Electrical vestibular neurostimulation may be a viable tool for modulating vestibular afferent input to restore vestibular function following injury or disease. To do this, such stimulators must provide afferent input that can be readily interpreted by the central nervous system to accurately represent head motion to drive reflexive behavior. Since vestibular afferents have different galvanic sensitivity, and different natural sensitivities to head rotational velocity and acceleration, and electrical stimulation produces aphysiological synchronous activation of multiple afferents, it is difficult to assign apriori an appropriate transformation between head velocity and acceleration and the properties of the electrical stimulus used to drive vestibular reflex function, i.e., biphasic pulse rate or pulse current amplitude. In order to empirically explore the nature of the transformation between vestibular prosthetic stimulation and vestibular reflex behavior, we parametrically varied the pulse rate and current amplitude of constant rate and current amplitude pulse trains, and the modulation frequency of sinusoidally modulated pulse trains that were (frequency modulated, FM) or current amplitude modulated (amplitude modulated, AM). In addition, we examined the effects of differential eye position and head position on the observed eye movement responses.
We conclude that there is a strong and idiosyncratic, from canal to canal, effect of modulation frequency on the on the observed eye velocities that are elicited by stimulation. In addition, there is a strong effect of initial eye position and initial head position on the observed responses. These are superimposed on the relationships between pulse frequency or current amplitude and eye velocity that have been shown previously.
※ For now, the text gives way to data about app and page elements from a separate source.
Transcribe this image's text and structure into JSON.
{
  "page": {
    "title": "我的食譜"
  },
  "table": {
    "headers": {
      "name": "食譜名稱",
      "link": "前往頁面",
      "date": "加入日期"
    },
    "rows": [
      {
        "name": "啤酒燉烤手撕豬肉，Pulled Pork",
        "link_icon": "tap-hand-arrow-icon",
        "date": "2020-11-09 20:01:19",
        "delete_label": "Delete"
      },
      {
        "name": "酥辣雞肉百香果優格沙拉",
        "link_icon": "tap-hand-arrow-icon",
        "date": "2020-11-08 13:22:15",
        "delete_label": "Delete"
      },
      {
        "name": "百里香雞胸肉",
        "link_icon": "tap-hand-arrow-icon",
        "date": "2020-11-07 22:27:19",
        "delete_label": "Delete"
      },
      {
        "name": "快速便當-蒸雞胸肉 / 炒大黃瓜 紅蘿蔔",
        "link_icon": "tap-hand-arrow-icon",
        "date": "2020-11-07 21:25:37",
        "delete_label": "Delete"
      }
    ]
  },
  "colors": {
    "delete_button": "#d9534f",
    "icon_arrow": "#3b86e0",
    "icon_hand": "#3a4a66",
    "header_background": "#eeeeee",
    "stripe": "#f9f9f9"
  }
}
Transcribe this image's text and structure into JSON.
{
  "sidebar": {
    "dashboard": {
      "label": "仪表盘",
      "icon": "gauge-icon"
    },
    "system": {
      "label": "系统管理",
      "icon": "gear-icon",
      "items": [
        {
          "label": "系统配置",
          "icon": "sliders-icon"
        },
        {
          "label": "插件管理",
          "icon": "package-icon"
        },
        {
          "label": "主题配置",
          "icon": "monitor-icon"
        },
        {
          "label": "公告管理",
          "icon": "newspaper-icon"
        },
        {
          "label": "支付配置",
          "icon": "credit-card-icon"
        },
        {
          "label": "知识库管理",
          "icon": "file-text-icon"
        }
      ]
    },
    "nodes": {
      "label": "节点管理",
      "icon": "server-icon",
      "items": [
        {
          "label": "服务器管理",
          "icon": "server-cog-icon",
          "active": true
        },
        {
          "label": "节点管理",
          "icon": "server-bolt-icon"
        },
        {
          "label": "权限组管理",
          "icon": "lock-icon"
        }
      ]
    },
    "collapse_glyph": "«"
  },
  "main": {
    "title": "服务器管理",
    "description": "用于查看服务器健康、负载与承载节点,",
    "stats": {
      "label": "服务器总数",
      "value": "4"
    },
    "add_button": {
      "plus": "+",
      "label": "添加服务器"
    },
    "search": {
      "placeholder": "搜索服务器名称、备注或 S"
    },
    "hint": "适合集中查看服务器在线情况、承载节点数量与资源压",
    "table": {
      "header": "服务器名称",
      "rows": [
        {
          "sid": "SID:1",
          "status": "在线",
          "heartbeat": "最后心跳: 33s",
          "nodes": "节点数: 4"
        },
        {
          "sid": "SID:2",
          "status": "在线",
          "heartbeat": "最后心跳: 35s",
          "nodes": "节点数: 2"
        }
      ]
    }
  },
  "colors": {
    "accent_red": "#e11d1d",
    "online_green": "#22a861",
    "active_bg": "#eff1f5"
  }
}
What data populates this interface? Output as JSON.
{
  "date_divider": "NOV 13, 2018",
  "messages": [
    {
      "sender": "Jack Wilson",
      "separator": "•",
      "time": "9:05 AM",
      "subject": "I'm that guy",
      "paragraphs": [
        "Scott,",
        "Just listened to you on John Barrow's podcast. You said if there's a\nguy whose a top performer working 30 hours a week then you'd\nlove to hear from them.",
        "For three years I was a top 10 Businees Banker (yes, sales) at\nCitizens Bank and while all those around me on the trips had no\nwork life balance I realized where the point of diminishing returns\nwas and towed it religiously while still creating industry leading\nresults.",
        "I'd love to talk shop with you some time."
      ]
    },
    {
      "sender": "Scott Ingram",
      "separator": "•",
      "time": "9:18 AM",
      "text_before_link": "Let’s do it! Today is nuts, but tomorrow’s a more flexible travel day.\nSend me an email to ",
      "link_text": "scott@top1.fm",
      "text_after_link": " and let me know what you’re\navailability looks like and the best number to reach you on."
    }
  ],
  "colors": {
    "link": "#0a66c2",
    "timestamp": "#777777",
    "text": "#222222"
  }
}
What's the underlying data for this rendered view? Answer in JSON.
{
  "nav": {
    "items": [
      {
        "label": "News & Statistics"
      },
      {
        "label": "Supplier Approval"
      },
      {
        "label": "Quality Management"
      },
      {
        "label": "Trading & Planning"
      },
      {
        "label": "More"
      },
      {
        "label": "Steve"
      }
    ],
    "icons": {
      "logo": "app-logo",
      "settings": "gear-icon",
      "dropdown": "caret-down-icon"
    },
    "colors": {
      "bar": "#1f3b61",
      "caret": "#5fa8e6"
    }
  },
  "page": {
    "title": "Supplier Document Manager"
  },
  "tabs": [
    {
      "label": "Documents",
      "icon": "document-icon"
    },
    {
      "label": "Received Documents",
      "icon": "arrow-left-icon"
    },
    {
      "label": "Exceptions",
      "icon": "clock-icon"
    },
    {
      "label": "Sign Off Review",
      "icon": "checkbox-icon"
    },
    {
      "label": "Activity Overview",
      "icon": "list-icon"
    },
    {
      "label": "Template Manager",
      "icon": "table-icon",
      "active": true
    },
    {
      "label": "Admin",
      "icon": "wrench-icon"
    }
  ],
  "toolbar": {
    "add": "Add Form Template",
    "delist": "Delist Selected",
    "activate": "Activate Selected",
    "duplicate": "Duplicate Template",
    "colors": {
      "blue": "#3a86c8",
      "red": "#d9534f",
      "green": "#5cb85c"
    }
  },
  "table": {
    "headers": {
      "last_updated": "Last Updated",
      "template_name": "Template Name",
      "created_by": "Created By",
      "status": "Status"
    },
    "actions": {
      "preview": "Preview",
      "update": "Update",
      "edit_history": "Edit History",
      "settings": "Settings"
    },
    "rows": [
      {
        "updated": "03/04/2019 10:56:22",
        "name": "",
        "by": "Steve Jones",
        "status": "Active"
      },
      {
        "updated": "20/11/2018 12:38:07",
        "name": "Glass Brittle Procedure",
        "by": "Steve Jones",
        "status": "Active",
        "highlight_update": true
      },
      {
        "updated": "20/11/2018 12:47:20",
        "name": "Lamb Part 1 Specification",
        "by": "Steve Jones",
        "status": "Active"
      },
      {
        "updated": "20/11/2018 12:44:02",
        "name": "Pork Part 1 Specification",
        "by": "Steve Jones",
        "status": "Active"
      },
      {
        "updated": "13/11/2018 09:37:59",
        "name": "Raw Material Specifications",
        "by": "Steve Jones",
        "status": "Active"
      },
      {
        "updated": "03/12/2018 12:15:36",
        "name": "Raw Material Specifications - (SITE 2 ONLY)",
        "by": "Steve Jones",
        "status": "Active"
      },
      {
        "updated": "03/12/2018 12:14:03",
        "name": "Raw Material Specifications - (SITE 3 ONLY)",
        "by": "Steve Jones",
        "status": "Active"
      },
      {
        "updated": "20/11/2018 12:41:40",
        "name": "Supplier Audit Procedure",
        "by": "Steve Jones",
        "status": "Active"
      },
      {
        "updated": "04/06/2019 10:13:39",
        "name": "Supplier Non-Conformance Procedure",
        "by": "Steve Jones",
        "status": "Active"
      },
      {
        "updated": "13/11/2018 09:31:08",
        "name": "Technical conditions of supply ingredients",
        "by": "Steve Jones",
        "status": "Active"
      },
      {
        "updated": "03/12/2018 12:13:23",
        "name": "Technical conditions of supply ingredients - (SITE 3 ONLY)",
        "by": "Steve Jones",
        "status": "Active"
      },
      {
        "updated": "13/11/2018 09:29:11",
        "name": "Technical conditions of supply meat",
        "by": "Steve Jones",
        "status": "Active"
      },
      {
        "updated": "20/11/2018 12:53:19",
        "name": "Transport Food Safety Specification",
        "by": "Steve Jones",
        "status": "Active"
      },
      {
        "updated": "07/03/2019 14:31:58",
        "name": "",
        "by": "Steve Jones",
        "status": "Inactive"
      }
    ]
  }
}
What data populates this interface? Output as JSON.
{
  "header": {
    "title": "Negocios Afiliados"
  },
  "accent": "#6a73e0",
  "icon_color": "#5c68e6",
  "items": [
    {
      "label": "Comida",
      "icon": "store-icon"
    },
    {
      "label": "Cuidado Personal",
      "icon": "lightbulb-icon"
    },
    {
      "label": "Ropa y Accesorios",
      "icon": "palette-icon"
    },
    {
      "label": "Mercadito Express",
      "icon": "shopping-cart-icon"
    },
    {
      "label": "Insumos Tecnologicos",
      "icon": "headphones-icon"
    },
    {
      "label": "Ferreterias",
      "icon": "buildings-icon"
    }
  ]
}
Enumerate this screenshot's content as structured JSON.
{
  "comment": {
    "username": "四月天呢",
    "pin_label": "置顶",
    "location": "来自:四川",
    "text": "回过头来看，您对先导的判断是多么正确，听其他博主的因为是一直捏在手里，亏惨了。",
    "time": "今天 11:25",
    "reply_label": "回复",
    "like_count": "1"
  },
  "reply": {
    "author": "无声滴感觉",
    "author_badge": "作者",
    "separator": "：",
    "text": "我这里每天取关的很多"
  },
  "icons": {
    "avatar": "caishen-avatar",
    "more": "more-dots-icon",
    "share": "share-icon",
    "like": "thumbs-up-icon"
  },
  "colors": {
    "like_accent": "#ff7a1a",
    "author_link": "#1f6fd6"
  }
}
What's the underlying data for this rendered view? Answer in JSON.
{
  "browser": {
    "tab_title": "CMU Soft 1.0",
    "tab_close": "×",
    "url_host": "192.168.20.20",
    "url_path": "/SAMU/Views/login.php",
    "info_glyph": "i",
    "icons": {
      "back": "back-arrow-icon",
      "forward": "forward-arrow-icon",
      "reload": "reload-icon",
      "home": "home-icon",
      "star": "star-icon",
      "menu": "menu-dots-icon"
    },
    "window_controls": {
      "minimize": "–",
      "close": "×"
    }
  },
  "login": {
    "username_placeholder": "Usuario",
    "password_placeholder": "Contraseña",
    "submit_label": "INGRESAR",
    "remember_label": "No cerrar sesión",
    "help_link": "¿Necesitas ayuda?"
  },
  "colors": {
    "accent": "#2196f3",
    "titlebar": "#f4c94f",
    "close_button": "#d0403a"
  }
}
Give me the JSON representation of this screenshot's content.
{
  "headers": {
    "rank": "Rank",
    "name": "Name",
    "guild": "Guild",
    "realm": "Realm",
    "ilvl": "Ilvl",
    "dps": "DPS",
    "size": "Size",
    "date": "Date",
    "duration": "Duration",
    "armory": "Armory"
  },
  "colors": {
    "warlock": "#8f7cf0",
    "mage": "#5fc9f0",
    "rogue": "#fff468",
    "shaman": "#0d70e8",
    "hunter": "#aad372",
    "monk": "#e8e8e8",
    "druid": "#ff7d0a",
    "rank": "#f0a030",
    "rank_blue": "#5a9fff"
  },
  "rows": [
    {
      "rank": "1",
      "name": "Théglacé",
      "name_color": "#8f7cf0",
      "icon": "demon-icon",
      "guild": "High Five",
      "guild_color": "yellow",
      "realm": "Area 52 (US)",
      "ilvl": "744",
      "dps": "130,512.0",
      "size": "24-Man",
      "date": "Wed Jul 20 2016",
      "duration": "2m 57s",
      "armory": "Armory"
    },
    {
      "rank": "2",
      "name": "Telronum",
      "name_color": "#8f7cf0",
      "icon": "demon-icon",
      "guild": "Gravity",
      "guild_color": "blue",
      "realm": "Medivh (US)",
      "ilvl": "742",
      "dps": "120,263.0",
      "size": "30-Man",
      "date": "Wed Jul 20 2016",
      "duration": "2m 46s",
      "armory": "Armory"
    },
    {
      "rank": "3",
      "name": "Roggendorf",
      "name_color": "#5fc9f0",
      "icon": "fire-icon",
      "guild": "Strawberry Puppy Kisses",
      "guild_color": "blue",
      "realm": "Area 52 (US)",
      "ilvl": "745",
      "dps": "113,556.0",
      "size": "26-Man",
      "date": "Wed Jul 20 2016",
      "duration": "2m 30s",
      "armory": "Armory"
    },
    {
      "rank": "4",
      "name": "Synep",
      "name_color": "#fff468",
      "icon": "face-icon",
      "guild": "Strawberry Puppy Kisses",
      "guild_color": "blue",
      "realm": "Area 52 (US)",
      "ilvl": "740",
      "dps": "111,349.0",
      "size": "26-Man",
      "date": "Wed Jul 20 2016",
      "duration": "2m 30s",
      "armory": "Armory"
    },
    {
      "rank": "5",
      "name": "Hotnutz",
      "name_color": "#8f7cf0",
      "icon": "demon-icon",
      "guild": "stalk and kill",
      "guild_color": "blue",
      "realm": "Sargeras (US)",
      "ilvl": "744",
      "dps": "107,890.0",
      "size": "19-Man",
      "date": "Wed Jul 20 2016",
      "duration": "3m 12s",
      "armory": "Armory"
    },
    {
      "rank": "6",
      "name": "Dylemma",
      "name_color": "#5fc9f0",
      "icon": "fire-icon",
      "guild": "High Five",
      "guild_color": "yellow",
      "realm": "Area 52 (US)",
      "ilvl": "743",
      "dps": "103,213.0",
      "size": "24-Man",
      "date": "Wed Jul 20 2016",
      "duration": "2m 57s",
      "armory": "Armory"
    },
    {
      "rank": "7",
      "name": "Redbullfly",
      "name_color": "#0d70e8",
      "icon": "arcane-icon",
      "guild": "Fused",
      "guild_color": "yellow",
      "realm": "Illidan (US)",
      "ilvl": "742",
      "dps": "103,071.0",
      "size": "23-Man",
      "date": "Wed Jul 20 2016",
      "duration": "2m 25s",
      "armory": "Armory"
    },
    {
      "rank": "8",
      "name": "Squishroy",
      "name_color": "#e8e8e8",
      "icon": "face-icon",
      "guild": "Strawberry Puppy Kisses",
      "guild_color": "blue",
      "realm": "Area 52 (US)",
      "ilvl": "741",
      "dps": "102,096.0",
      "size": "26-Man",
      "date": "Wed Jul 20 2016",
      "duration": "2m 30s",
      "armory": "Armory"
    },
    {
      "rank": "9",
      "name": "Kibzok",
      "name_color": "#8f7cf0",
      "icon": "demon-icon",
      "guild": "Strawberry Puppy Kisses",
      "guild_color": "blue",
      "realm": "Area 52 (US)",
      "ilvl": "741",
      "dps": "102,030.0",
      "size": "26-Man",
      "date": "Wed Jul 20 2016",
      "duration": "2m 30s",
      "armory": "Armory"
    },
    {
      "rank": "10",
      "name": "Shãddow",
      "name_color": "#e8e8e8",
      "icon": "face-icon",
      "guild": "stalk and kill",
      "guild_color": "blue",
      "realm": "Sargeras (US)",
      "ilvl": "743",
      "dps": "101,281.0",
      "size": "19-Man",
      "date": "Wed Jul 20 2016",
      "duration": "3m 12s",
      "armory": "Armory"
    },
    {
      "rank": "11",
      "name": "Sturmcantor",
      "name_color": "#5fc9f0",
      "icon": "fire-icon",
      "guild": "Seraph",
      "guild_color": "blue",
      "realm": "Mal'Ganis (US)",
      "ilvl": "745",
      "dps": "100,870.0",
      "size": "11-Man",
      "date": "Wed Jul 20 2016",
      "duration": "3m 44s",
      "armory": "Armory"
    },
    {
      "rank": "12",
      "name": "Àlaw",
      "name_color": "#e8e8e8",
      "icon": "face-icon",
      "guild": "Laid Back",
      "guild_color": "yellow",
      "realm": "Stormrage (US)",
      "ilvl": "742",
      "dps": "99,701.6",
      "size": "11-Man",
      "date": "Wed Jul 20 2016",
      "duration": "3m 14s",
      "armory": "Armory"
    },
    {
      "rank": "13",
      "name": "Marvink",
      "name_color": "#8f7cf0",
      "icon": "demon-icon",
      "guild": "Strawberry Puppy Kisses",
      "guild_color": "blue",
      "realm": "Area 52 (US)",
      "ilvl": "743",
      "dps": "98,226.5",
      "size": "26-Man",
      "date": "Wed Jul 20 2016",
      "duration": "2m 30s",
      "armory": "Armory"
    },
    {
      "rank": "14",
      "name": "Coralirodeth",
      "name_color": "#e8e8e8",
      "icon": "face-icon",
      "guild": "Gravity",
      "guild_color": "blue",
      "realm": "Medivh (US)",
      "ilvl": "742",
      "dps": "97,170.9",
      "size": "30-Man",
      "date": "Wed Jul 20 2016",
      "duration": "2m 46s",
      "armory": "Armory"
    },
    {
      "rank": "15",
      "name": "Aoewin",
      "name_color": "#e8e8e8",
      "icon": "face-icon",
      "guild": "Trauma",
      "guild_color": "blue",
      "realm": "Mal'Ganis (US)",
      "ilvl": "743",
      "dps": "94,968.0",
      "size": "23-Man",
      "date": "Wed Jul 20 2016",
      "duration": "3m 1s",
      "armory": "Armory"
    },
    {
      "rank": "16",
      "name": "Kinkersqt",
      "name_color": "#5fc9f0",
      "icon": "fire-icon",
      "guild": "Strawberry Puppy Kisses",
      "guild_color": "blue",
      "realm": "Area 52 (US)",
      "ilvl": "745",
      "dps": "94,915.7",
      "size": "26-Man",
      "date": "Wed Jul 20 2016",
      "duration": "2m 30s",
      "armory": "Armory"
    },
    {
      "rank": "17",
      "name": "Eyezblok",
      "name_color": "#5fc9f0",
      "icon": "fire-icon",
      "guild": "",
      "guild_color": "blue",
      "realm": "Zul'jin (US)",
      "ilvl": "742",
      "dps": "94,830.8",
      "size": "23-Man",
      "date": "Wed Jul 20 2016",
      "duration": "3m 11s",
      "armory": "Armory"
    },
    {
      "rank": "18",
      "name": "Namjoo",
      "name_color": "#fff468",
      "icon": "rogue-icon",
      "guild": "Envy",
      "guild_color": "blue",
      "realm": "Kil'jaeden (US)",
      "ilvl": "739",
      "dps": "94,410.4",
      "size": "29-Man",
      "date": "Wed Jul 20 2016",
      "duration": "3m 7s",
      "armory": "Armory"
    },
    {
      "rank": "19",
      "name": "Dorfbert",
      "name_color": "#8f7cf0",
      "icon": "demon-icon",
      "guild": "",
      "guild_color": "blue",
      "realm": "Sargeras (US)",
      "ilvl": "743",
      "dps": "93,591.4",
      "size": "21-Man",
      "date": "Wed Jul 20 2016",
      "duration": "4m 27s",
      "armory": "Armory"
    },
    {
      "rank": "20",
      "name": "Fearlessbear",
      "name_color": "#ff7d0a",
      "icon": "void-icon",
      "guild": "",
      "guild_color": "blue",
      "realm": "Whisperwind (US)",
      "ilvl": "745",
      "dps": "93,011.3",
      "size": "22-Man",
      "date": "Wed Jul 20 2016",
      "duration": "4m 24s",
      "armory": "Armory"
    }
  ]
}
Keywords: vestibular, prosthesis, vestibulo-ocular reflex, dynamics, Eye position, head position

Received: 13 Jun 2017; Accepted: 02 Feb 2018.

Edited by:

Nils Guinand, Geneva University Hospitals (HUG), Switzerland

Reviewed by:

Sergei B. Yakushin, Icahn School of Medicine at Mount Sinai, United States
Pierre-Paul Vidal, Université Paris Descartes, France
Herman Kingma, Maastricht University, Netherlands  

Copyright: © 2018 Phillips, Ling, Nowack, Phillips, Nie and Rubinstein. This is an open-access article distributed under the terms of the Creative Commons Attribution License (CC BY). The use, distribution or reproduction in other forums is permitted, provided the original author(s) and the copyright owner are credited and that the original publication in this journal is cited, in accordance with accepted academic practice. No use, distribution or reproduction is permitted which does not comply with these terms.

* Correspondence: PhD. James O. Phillips, University of Washington, Otolaryngology-HNS, Seattle, United States, jop@uw.edu